Events: A comprehensive visit to Hopkins today for my 6-month check up after transplant.  Started off as usual with blood work, but this time they took 15 tubes of blood (wondered if I was going to faint when I stood up).  Each tube is labeled with a yellow sticker with a bar code, my name, birth date (didn’t ask me for a copy of my birth certificate), Hopkins ID #, and lab test.  I’m asked to check each and every label to make sure it’s accurate.  Each tube is then placed in a ziploc biohazard bag and sent off to separate laboratories.

  Next stop was my bone marrow biopsy.  It was crowded with Lisa, me (on the table), two nurse practitioners, a laboratory tech (who smears the bone narrow on dozens of slides), and a Korean nurse visitor.  The nurse practitioner was kind and thorough and asked, “What’s this? Your dozenth time?”  At a minimum, but she still went through all the consent forms (you might bleed, you might get an infection, you might die – all the cheery news you’re looking for).  I was given some Versed and Fentanyl for conscious sedation, which makes it a whole lot easier.  They got good samples, so we wait perhaps until the end of the week to get the results.

 Next, a visit with my oncologist.  Said I looked good, my labs were stable, as was my recent CT scan, and that things were proceeding well.  Plan was to extend my visits to 2 weeks, then monthly.  It’s a confidence boost to see my leash being let out.

Comments: Corticosteroids (like prednisone, not anabolic steroids like testosterone) make it more difficult for insulin to work getting glucose into cells – you in fact become diabetic. My fasting blood sugar is up, which means that glucose is sitting around in my bloodstream because it can’t get into cells.  Meanwhile, although my blood is full of sugar, my cells are starving (water, water, everywhere, but not a drop to drink).  The cells send a signal to the brain, “Send more sugar!”  So you get cravings for food, especially sweets.  The body has to do something with all those extra calories floating around so it converts them to fat and stores them throughout the body.  The body can make glucose from protein in a complex process, so eating meat is a better strategy, but it’s hard to resist those Nabisco Sugar Wafers.

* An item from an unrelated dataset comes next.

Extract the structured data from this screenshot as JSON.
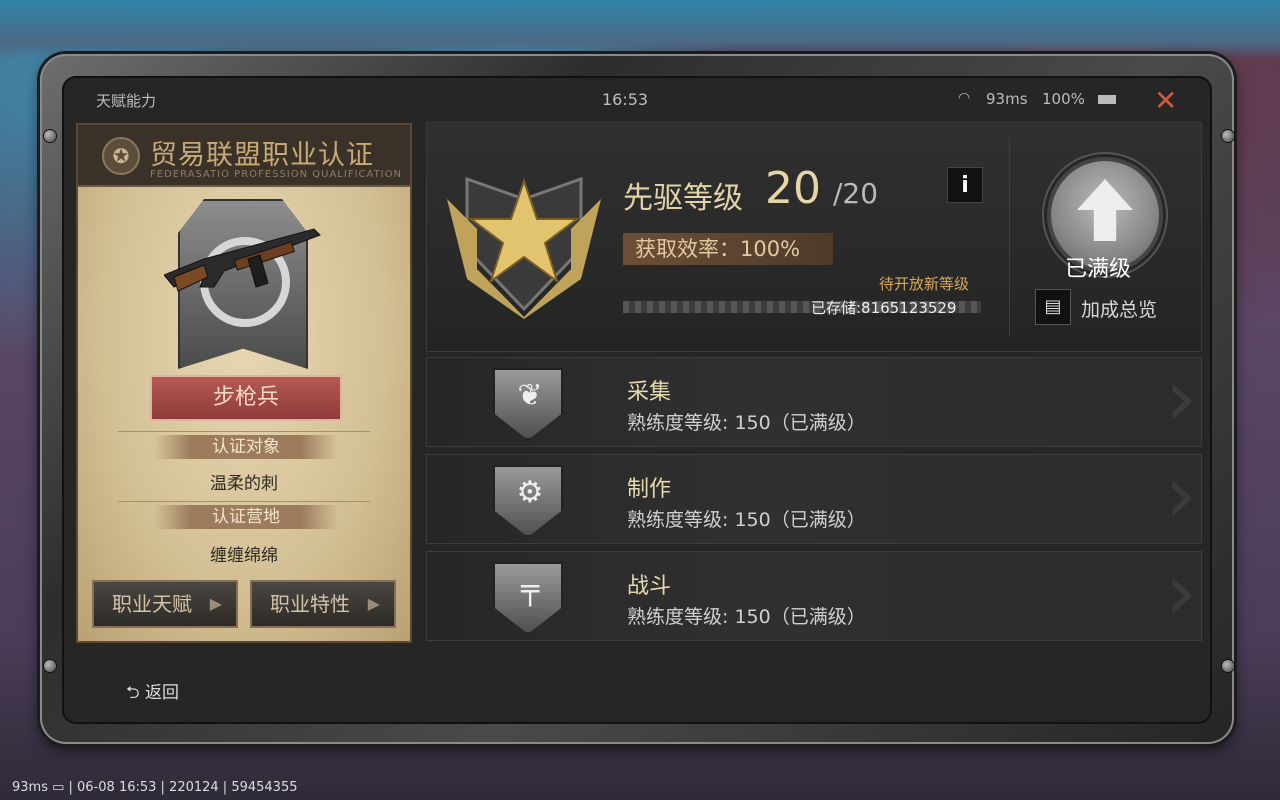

 Have a sweet week yourselves, we’ll let you know as soon as we find out the results of our bone marrow.